§ WHAT IS NEEDED
Reproduce the entries that follow verbatim, down to the final line.

[SOURCE RECORDS Boundary: Start]

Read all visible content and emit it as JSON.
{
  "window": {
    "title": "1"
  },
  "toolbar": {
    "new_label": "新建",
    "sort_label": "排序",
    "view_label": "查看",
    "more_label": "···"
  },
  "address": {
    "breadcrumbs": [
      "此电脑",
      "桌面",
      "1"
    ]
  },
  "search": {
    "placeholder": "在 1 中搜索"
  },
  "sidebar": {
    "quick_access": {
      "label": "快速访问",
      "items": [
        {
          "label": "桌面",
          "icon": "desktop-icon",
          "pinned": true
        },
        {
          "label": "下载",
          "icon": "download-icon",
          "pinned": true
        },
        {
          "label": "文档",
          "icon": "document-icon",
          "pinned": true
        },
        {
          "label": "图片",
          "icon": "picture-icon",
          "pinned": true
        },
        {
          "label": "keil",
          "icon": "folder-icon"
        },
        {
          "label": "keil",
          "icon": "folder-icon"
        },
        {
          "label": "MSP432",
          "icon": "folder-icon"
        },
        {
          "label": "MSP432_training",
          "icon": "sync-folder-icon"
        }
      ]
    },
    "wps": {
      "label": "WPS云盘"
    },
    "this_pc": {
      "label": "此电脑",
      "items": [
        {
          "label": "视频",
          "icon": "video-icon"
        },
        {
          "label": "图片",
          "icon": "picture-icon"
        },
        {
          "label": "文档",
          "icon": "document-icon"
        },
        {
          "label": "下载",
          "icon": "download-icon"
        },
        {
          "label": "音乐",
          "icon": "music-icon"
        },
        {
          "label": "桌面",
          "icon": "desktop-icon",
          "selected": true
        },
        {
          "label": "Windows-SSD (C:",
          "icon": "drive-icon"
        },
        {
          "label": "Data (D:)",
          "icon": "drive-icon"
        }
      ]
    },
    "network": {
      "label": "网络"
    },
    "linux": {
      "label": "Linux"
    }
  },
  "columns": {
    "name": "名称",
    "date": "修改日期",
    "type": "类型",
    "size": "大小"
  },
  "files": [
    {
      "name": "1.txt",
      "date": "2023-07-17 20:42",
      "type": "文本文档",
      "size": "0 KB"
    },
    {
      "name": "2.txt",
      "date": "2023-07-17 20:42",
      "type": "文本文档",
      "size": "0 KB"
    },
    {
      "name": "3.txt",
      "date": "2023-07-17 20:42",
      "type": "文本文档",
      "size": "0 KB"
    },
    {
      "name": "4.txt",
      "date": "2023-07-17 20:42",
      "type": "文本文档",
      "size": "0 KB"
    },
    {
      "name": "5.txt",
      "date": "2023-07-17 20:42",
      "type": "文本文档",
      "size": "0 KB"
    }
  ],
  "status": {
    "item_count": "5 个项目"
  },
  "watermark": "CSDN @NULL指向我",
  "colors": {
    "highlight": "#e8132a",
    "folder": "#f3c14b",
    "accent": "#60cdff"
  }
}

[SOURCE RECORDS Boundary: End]

§ TASK RESPONSE
Read all visible content and emit it as JSON.
{
  "window": {
    "title": "1"
  },
  "toolbar": {
    "new_label": "新建",
    "sort_label": "排序",
    "view_label": "查看",
    "more_label": "···"
  },
  "address": {
    "breadcrumbs": [
      "此电脑",
      "桌面",
      "1"
    ]
  },
  "search": {
    "placeholder": "在 1 中搜索"
  },
  "sidebar": {
    "quick_access": {
      "label": "快速访问",
      "items": [
        {
          "label": "桌面",
          "icon": "desktop-icon",
          "pinned": true
        },
        {
          "label": "下载",
          "icon": "download-icon",
          "pinned": true
        },
        {
          "label": "文档",
          "icon": "document-icon",
          "pinned": true
        },
        {
          "label": "图片",
          "icon": "picture-icon",
          "pinned": true
        },
        {
          "label": "keil",
          "icon": "folder-icon"
        },
        {
          "label": "keil",
          "icon": "folder-icon"
        },
        {
          "label": "MSP432",
          "icon": "folder-icon"
        },
        {
          "label": "MSP432_training",
          "icon": "sync-folder-icon"
        }
      ]
    },
    "wps": {
      "label": "WPS云盘"
    },
    "this_pc": {
      "label": "此电脑",
      "items": [
        {
          "label": "视频",
          "icon": "video-icon"
        },
        {
          "label": "图片",
          "icon": "picture-icon"
        },
        {
          "label": "文档",
          "icon": "document-icon"
        },
        {
          "label": "下载",
          "icon": "download-icon"
        },
        {
          "label": "音乐",
          "icon": "music-icon"
        },
        {
          "label": "桌面",
          "icon": "desktop-icon",
          "selected": true
        },
        {
          "label": "Windows-SSD (C:",
          "icon": "drive-icon"
        },
        {
          "label": "Data (D:)",
          "icon": "drive-icon"
        }
      ]
    },
    "network": {
      "label": "网络"
    },
    "linux": {
      "label": "Linux"
    }
  },
  "columns": {
    "name": "名称",
    "date": "修改日期",
    "type": "类型",
    "size": "大小"
  },
  "files": [
    {
      "name": "1.txt",
      "date": "2023-07-17 20:42",
      "type": "文本文档",
      "size": "0 KB"
    },
    {
      "name": "2.txt",
      "date": "2023-07-17 20:42",
      "type": "文本文档",
      "size": "0 KB"
    },
    {
      "name": "3.txt",
      "date": "2023-07-17 20:42",
      "type": "文本文档",
      "size": "0 KB"
    },
    {
      "name": "4.txt",
      "date": "2023-07-17 20:42",
      "type": "文本文档",
      "size": "0 KB"
    },
    {
      "name": "5.txt",
      "date": "2023-07-17 20:42",
      "type": "文本文档",
      "size": "0 KB"
    }
  ],
  "status": {
    "item_count": "5 个项目"
  },
  "watermark": "CSDN @NULL指向我",
  "colors": {
    "highlight": "#e8132a",
    "folder": "#f3c14b",
    "accent": "#60cdff"
  }
}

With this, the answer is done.